The southernmost point on this list. Small parking area at the docks but a long road leading up to the area that cars could park along. A parking permit is required for this area, but it's the same as the one needed for the Ferry Docks and a single pass will work at both locations (see above).

Mariner’s Point (6.4 Miles)


Note: for some reason, this location was closed for the launch of NROL-111 however this is the first time I’ve seen them close it.

From here the launch pads are not visible at all except for the very top of the water tower at launchpad 0A. Meaning once the rocket clears the tower it would become visible. This spot also has a legit public bathroom. The viewing area is right on a ~20 foot Clift into rocks and water so definitely be watching kids if you go to this spot.

Wallops Visitor Center (7.4 Miles)


Closed due to COVID-19 since March 2020 (the last update came on August 13, 2021).

The visitor center has free admission and has some of the sounding rockets that launch from wallops on display. Once I get down there when it's open I will update this with pictures.

If you are parking in the grass be very careful if it has rained recently, time got my car stuck in the mud, and had to have someone help pull my car out. VC has an indoor area to escape the elements if needed.

Queens Sound (7.9 Miles)


This area has very limited parking. Located along the causeway into Chincoteague. This causeway backs up after a launch so getting out of this spot might be a pain if you stick around too long after launch.

Assateague Island National Seashore (8.5 Miles)

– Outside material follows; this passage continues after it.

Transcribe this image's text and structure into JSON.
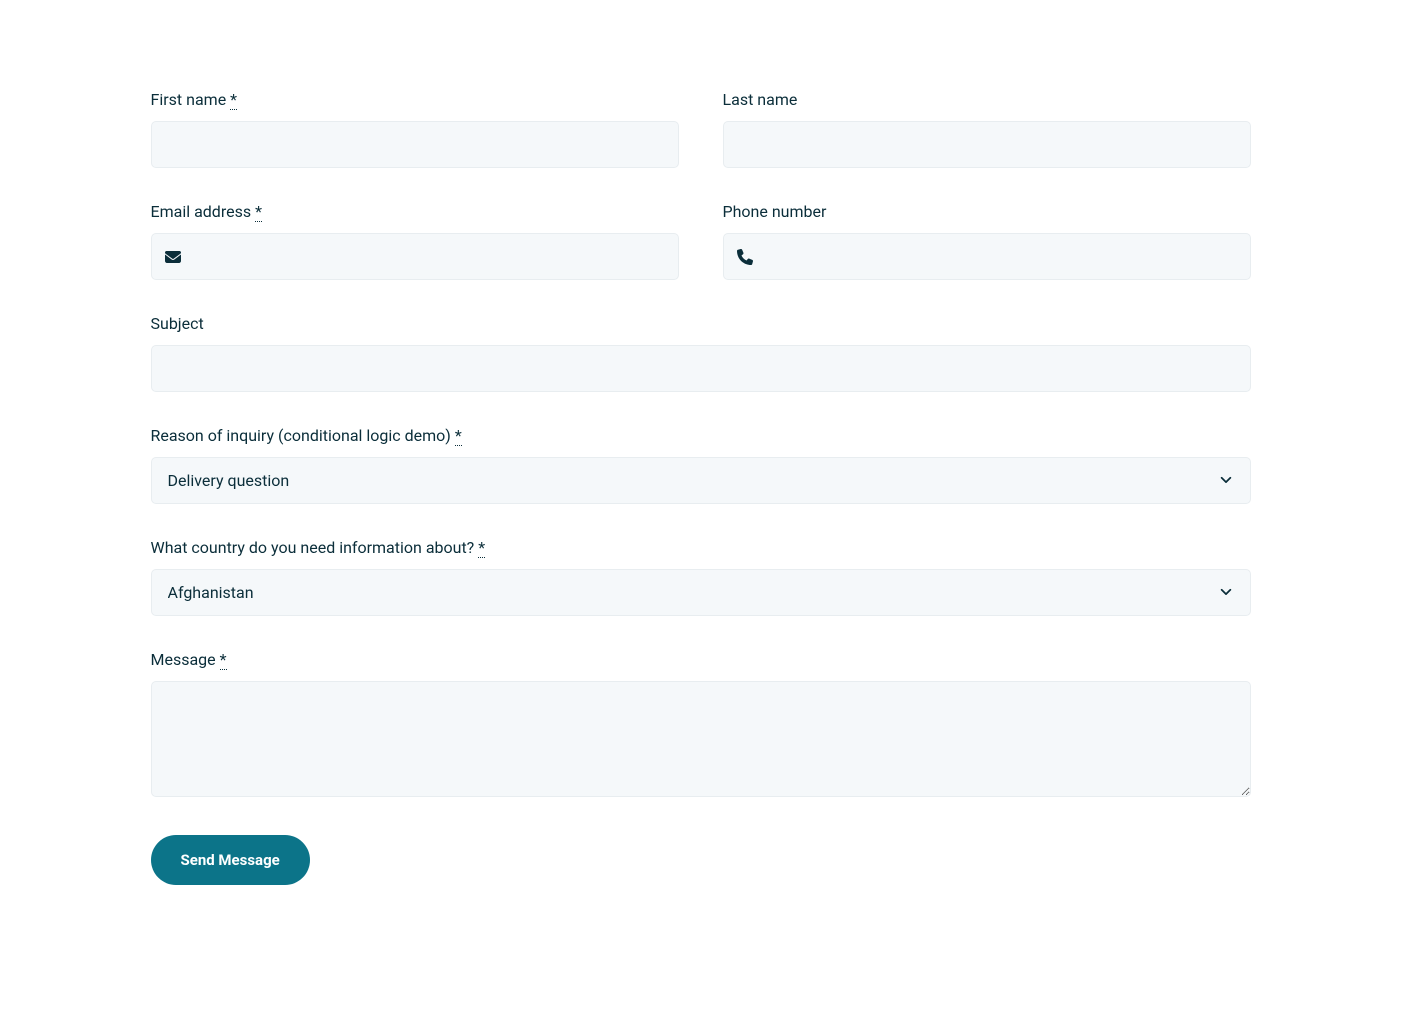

Cost: $10.00 for 1 day, $25.00 for 7 days, and $45 for an annual pass (prices come from entering the park from the Virginia side.)

From most of the park, the launch pads aren’t visible but as you get closer to the beach part of the park you can see them. I’ve marked the two areas where I stopped and took pictures to get some reference as to where in the park you can park and see the launch pads. In my experience, Assateague is usually closed for launches but there have been rare occasions where the park is open hence why I’m putting it on the list. For up to date info be sure to follow @ChincoteagueNWR on Twitter or check their website at https://www.fws.gov/refuge/chincoteague/

Reference Photos